    Drivers can be seen around main piers, especially near the Grand Palace and Wat Pho.

    There are no fixed prices. The cost depends on the place, time and distance. It’s best to bargain for a good price. If one driver refuses to take you, you can always find another one.

    Small boats that get you to the other side of the river

    There are 32 piers in Bangkok, from where you can get to the other side of the river. Boats that operate there look like metal rafts with roofs. They are slow, but cost only 3 Baht!

    Canal Boats

    Bangkok lays on water and has an extensive network of canals. The main one, Saen Seab Canal cuts the city in half. You can go through these canals using one of the boats. They run every 5-20 minutes and cost 9 to 19 Baht, depending on the time of your journey.

    Canal Boats have 2 lines – west (with the final stop at Golden Mount) and east (with the final stop at Wat Si Bunrueang).

    How to buy a ticket for a boat in Bangkok?

    You will buy tickets for ferries and express boats at the boat station. Usually there’s a cash desk, or a booth. You pay a few Baht and then hop on the boat. Please show your ticket before you board.

    Canal boats operate a bit differently – you get on and pay to the person that sells tickets inside. They usually have a metal can that they hit. They will ask you where you’re going and then sell you a ticket accordingly. You can check the price on a special board at the boat station.

    How to find the right boat?
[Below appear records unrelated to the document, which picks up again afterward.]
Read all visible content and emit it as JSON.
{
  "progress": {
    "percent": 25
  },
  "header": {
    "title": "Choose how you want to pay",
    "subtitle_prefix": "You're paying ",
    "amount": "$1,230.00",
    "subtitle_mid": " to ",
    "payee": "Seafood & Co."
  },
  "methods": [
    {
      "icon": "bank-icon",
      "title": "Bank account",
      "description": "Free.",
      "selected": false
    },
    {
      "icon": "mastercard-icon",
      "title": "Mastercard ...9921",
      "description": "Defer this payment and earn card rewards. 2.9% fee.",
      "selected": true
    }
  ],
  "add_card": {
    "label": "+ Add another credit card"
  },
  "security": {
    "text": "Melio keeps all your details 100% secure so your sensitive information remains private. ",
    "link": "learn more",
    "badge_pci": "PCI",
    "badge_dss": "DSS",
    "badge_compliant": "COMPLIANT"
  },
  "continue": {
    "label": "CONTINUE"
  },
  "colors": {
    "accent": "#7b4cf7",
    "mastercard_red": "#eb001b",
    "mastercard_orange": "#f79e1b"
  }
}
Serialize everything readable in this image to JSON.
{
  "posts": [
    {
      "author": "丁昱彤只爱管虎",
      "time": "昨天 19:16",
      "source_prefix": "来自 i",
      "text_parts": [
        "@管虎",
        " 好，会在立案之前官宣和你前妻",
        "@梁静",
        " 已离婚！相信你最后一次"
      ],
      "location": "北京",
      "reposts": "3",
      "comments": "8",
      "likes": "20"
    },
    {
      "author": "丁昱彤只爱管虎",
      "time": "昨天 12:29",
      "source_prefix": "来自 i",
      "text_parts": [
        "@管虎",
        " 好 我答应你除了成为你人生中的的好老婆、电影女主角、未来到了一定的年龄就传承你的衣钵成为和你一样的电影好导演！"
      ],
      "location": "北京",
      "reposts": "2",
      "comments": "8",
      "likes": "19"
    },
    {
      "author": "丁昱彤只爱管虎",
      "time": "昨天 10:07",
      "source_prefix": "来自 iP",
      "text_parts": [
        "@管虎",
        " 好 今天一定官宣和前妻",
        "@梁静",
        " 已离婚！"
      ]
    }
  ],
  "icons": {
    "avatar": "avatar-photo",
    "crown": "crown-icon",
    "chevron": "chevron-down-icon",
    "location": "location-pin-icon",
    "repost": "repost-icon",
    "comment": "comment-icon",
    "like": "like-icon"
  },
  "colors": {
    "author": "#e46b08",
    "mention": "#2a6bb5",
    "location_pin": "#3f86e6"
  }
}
    The easiest way is to check on Google maps. Put your destination and the map will tell you where to go. Once you’re at the boat stop, ask the people there if you’re at the right one. At least, this is what I usually do and it always works.


    To be honest, I don’t know how safe the boats in Bangkok are. They seem to be stable and work fine. Some are quite overcrowded, but you will always see life vests around. I also haven’t heard about many accidents there, so I guess it’s OK to take the boat when you’re in the capital. I take it every time when I’m there and it’s always been fine.
    Mind your belongings and wallets when you’re on an overcrowded boat.

    Bangkok has an extensive network of transportation and boats are definitely a unique way for getting from one point to another. I’d say that I wouldn’t like to commute by them every day, but as a tourist it’s always fun to see the city from that perspective.

    Do you have any questions? Would you like to find out more? Leave a comment!